On Sunday, Premier Daniel Andrews laid the next few pavers on the state’s path back to normal-ish following the Covid-19 lockdown.

Public playgrounds, skate parks and outdoor gym equipment reopened on Tuesday, and a further easing of restrictions was announced to coincide with the reopening of restaurants and cafes for dine-in customers on Monday June 1.

“The whole way through this pandemic, our advice to Victorians has remained the same: ‘stay home’,” Andrews said in statement. “Now, as we begin to settle into a new normal, our message is ‘stay safe’. That means maintaining your physical distance. Using common sense.”

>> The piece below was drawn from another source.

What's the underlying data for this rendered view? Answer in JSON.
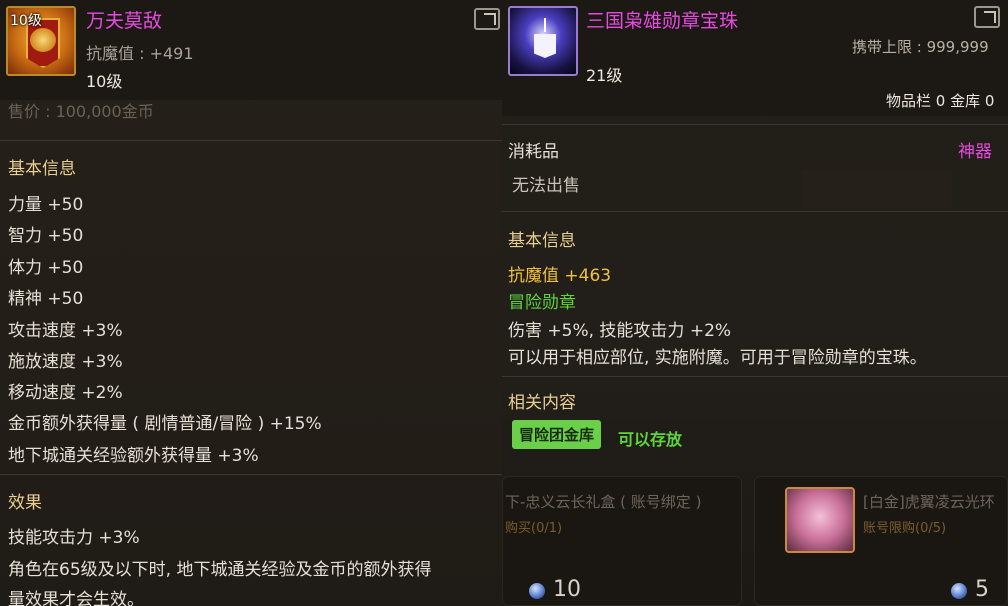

While people who can work from home are encouraged to keep doing so until at least the end of June, from 11.59pm on Sunday May 31 we’ll enjoy quite a bit more freedom. Here are the dos and don’ts of the new rules, kicking in next week.

Limits on indoor and outdoor gatherings will increase to 20 people, including the hosts. That means a household of five people can host 15 guests for a small house-party, or 20 people from different households can meet in the park for a picnic.

Guests can also stay overnight again.

Hotels, motels and other accommodation are reopening, as well as campgrounds and caravan parks, except those with communal facilities such as bathrooms and kitchens.

There are also no restrictions on how far you can travel, meaning you can go interstate if necessary, as long as you follow the rules at your destination. (Some state borders remain closed.)

Eating and drinking
From June 1, up to 20 people can dine in at cafes and restaurants, as long the venue follows the government’s guidelines for doing so safely. (We broke down those rules here).

You still can’t go out just for a for drink, but you can order alcohol with your meal.

(Check out our live list for where you can eat – we recommend booking in advance.)

Getting out and about
A big change is that galleries, museums, zoos, amusement parks and drive-in cinemas can reopen with a 20-person limit and under physical-distancing rules.

Likewise nail salons, spas, tattoo parlours and other beauty businesses can have up to 20 customers, as long as they’re safely spaced out. Customers’ full names and phone numbers must be collected for contact tracing.

Libraries, youth centres and other community facilities will also reopen with no more than 20 patrons in a single area, plus staff. Men’s sheds and arts and crafts classes will resume.

Swimming pools can reopen for up to 20 swimmers at a time, with “additional safety requirements”, such as a limit of three people per lane. Community sport can resume, provided the sport is outdoors, non-competitive, non-contact and can be played with competitors 1.5 metres apart. Restrictions on professional sports remain.

Auctions and house inspections are limited to 20 people (plus those required to run them) and agents will need to collect and retain the contact details.

Weddings, funerals and religious ceremonies
More people can attend significant occasions: up to 20 guests at weddings (plus the celebrant and couple) and up to 50 people at funerals (plus the officiant).

Private worship and small religious ceremonies can have up to 20 attendees, plus those running the service.

Next steps
There’s one more date to mark on your corona-calendar: Sunday June 21. At 11.59pm restrictions will ease even further – as long as Victoria’s chief health officer, Professor Brett Sutton, deems it safe.

Restaurants and cafes will then be able to welcome up to 50 diners, likewise other public spaces will be able to accommodate 50 visitors with physical-distancing rules.

Indoor cinemas, concert venues, theatres, arenas, auditoriums, stadiums and more will also be allowed up to 50 seated guests. And indoor sports centres and gyms can reopen for 20 people, plus group-fitness classes of up to 10.

Victoria still has restrictions in place, and minimal social contact is recommended to minimise the spread of coronavirus. If you’re concerned about visiting businesses or public spaces, or have questions about self-isolation and coronavirus testing, check out the latest from the Department of Health and Human Services.